“After a long tough battle Seneca Wind has withdrawn its application to build its 77 turbine project in Seneca County. Seneca Wind applied for delays in the process five times due to unfinished details, but the Ohio Power Siting Board has denied any further delay causing Seneca Wind to withdraw,” SAWU member Chris Aichholz told The Ohio Star. 

“Problems with the FAA [Federal Aviation Administration] approval seems to have been the final straw. Although Seneca Wind reserves the right to re-apply for the project this would be an expensive and lengthy process. Also complicating things for them is the fact that a large number of leases have expired and many of the landowners want out of the project,” Aichholz added.

“Seneca Wind had made the case in court that the leases were still in force because the project was in the construction phase, but since the application has been withdrawn that argument would no longer seem to have any validity. This is a victory for those fighting to protect Seneca County from being transformed into an industrial zone without local residents having a vote on the matter,” he said….

The group said they are working with State Reps. Bill Reineke (R-Tiffin) and Bill Seitz (R-Cincinnati) to draft a bill that includes language stripped from House Bill 6 – language that would have given local residents the right to referendum a wind farm.

One major argument against wind farming in Ohio is that farms aren’t generally located in areas that have sufficient wind resources to make them profitable. According to the government data, Seneca County and most of Ohio barely have those minimal requirements.

State Sen. Andrew Brenner (R-Powell), who sits on the Senate Energy and Public Utilities Committee, said, “Wind turbines are not as viable an option here in Ohio because our wind isn’t as steady as out west. Most wind farms would not exist [here] without federal and state subsidies.”…

Another opponent is the Black Swamp Bird Observatory. They testified against the Seneca Wind Project, one of several wind farms slated for Seneca County, when the issue came before the Ohio Power Siting Board. In addition to noting that local birds and bats can be killed by wind turbines, the Observatory also said they are “located squarely within the migratory pathway of birds flying through Seneca County on their way to and from breeding areas in the northern United States and Canada and wintering areas of Central and South America. This migratory pathway is one of the preeminent and most important migration routes for birds in North America.”…

The National Weather Service revealed the impact of wind farms on weather radar in their article Wind Farm Interference Shows Up on Doppler Radar. The Department of Energy acknowledged the radar problem as well.

“If not mitigated, such wind development can cause potential interference for radar systems involved in air traffic control, weather forecasting, homeland security, and national defense missions,” it said…

Additionally, SAWU and other opponents note the environmental issues with wind energy.
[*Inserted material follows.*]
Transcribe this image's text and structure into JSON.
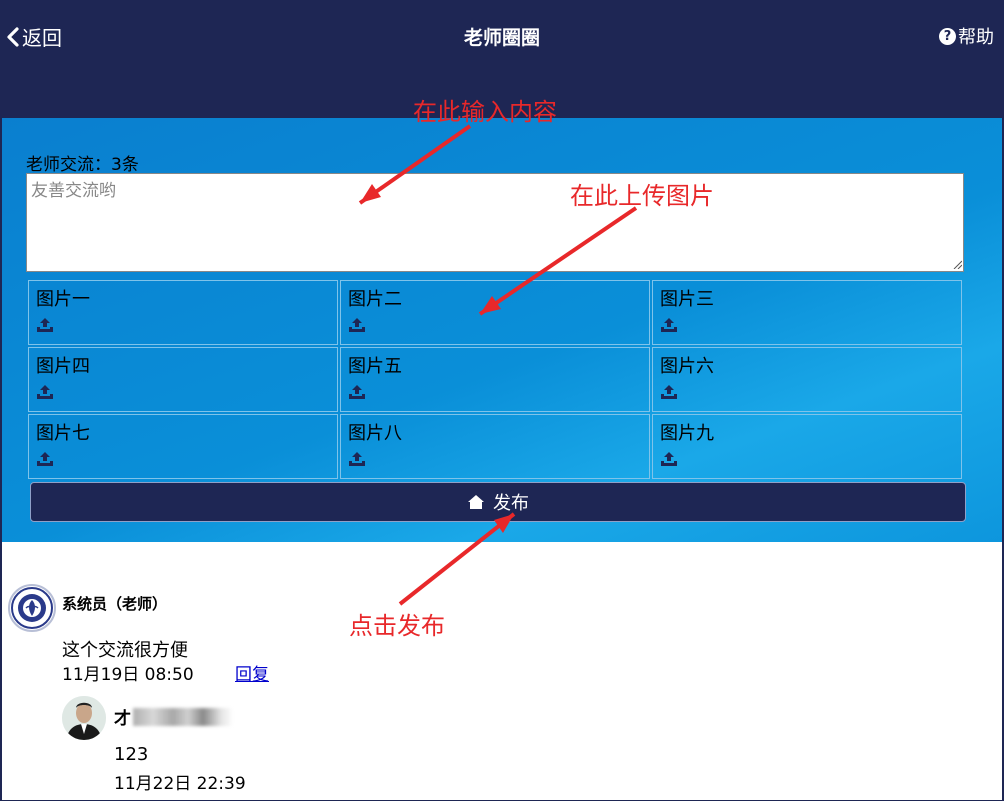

The Wall Street Journalwrote, “building one wind turbine requires 900 tons of steel, 2,500 tons of concrete and 45 tons of plastic.”

Mark Mills’ article in the Journal, “If You Want ‘Renewable Energy,’ Get Ready to Dig,” claims “renewable energy” is a misnomer. He explains that turbines require massive batteries made from non-renewable products. A massive increase in wind farms will require a significant investment in mining. The decommissioning of old turbines will produce millions of tons of waste…